> _EXERCISE GOAL_
Restate the records below exactly. Pictures are not part of the copy.

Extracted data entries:
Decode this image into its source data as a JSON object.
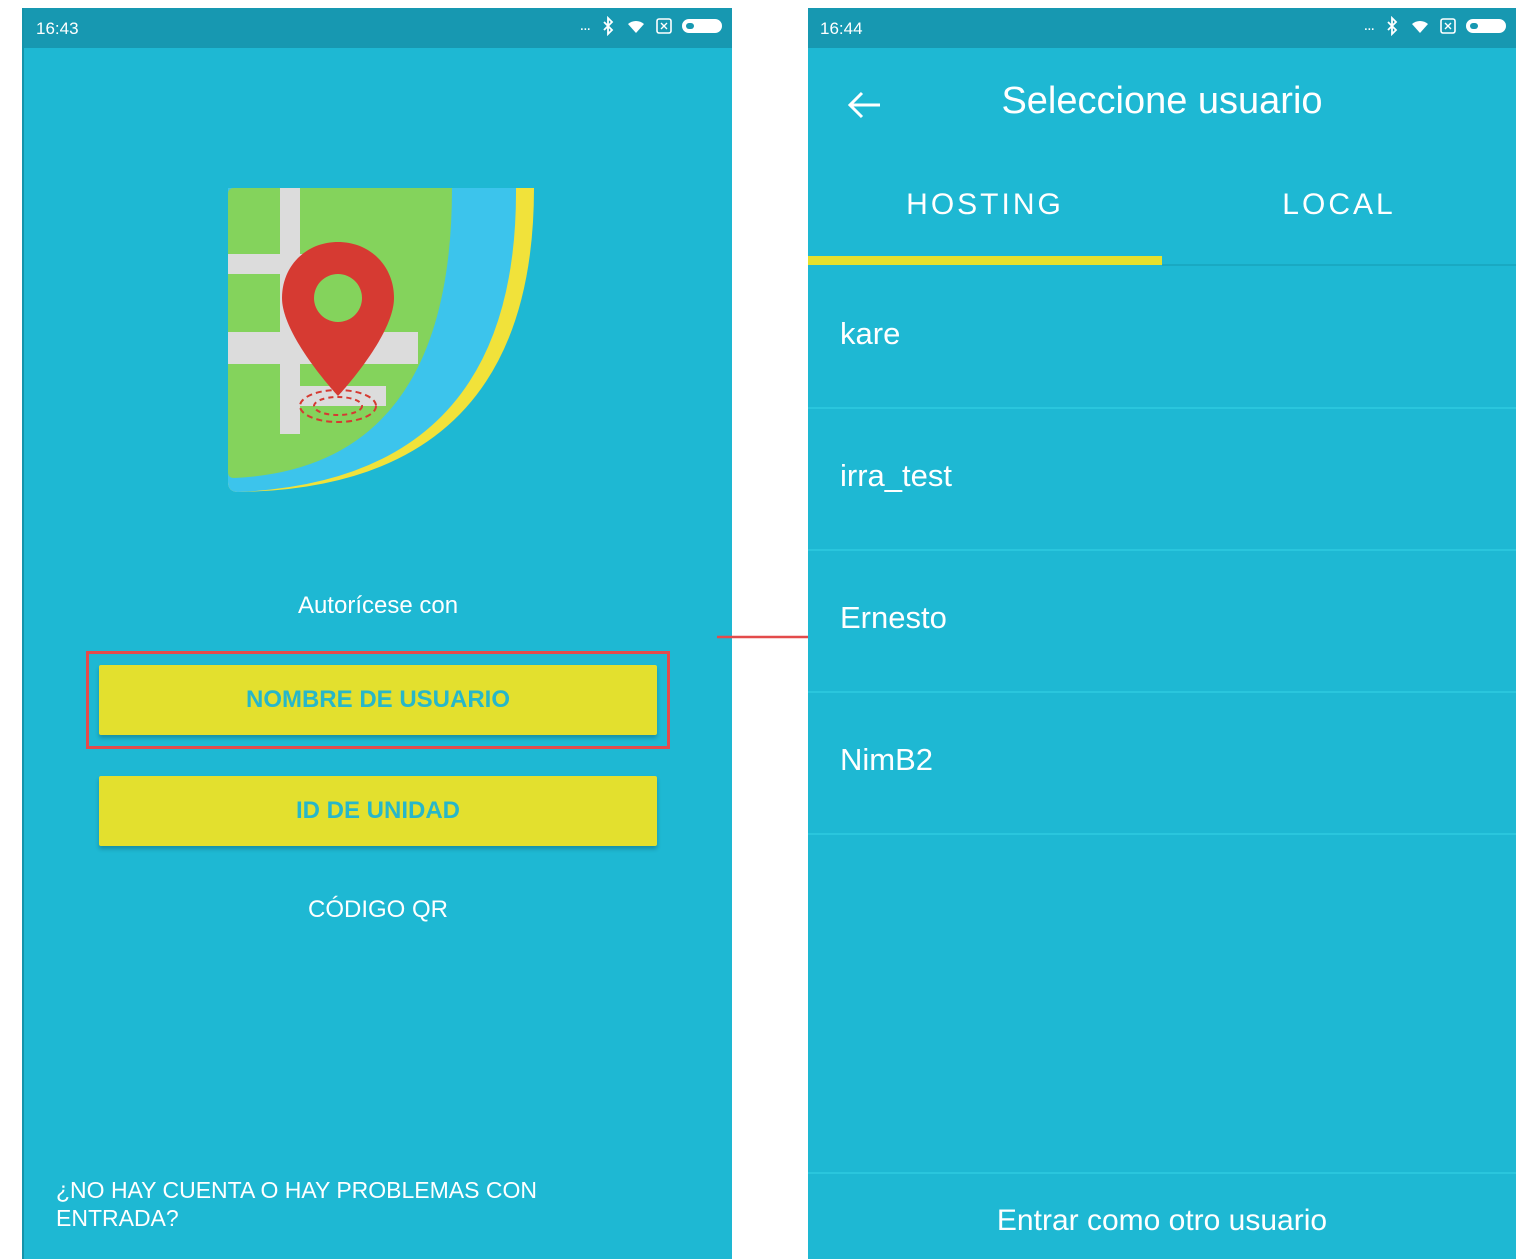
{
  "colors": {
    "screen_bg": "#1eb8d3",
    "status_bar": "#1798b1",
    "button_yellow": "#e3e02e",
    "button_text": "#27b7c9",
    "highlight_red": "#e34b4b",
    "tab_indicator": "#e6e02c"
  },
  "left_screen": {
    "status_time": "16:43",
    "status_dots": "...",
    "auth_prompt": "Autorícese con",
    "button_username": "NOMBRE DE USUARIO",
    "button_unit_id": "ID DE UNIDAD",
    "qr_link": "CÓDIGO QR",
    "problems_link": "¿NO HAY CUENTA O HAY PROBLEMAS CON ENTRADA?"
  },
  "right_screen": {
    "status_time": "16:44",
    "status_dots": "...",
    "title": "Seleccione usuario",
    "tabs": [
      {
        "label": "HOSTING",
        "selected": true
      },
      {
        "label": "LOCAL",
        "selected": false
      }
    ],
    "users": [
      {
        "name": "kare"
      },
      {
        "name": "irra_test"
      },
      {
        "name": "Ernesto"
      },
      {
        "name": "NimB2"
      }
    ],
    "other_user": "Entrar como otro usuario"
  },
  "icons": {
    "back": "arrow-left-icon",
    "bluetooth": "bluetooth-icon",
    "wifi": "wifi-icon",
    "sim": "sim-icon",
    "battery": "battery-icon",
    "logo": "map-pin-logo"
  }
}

> _RESPONSE TO THE EXERCISE_
Decode this image into its source data as a JSON object.
{
  "colors": {
    "screen_bg": "#1eb8d3",
    "status_bar": "#1798b1",
    "button_yellow": "#e3e02e",
    "button_text": "#27b7c9",
    "highlight_red": "#e34b4b",
    "tab_indicator": "#e6e02c"
  },
  "left_screen": {
    "status_time": "16:43",
    "status_dots": "...",
    "auth_prompt": "Autorícese con",
    "button_username": "NOMBRE DE USUARIO",
    "button_unit_id": "ID DE UNIDAD",
    "qr_link": "CÓDIGO QR",
    "problems_link": "¿NO HAY CUENTA O HAY PROBLEMAS CON ENTRADA?"
  },
  "right_screen": {
    "status_time": "16:44",
    "status_dots": "...",
    "title": "Seleccione usuario",
    "tabs": [
      {
        "label": "HOSTING",
        "selected": true
      },
      {
        "label": "LOCAL",
        "selected": false
      }
    ],
    "users": [
      {
        "name": "kare"
      },
      {
        "name": "irra_test"
      },
      {
        "name": "Ernesto"
      },
      {
        "name": "NimB2"
      }
    ],
    "other_user": "Entrar como otro usuario"
  },
  "icons": {
    "back": "arrow-left-icon",
    "bluetooth": "bluetooth-icon",
    "wifi": "wifi-icon",
    "sim": "sim-icon",
    "battery": "battery-icon",
    "logo": "map-pin-logo"
  }
}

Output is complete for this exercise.